*** Opening of INPUT DATA ***
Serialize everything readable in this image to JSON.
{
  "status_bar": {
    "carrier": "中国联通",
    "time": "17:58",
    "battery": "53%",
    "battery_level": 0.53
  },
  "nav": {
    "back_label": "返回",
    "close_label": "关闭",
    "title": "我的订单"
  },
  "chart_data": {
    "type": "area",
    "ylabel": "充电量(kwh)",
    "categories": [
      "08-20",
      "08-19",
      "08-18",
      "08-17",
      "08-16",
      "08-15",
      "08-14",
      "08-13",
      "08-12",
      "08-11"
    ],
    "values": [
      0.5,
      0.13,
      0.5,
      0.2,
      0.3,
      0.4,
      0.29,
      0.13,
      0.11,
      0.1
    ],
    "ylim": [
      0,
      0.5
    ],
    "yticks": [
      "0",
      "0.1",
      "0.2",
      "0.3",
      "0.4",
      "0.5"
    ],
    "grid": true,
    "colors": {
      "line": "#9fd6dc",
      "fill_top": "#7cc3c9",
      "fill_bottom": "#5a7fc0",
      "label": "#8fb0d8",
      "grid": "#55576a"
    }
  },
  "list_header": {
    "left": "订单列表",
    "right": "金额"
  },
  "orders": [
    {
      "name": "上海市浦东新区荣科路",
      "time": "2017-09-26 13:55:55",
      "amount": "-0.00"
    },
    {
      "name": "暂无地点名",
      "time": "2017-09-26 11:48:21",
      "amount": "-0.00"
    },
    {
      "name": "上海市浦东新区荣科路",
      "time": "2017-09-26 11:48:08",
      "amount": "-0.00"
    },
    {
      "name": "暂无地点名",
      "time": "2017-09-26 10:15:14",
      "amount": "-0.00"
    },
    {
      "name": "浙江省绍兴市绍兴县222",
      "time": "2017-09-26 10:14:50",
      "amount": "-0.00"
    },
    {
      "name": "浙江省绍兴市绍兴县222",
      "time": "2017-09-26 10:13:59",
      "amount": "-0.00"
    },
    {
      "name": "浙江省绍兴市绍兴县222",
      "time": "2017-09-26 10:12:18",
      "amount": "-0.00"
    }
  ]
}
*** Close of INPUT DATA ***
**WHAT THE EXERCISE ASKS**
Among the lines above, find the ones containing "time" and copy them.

**TASK ANSWER**
    "time": "17:58",
      "time": "2017-09-26 13:55:55",
      "time": "2017-09-26 11:48:21",
      "time": "2017-09-26 11:48:08",
      "time": "2017-09-26 10:15:14",
      "time": "2017-09-26 10:14:50",
      "time": "2017-09-26 10:13:59",
      "time": "2017-09-26 10:12:18",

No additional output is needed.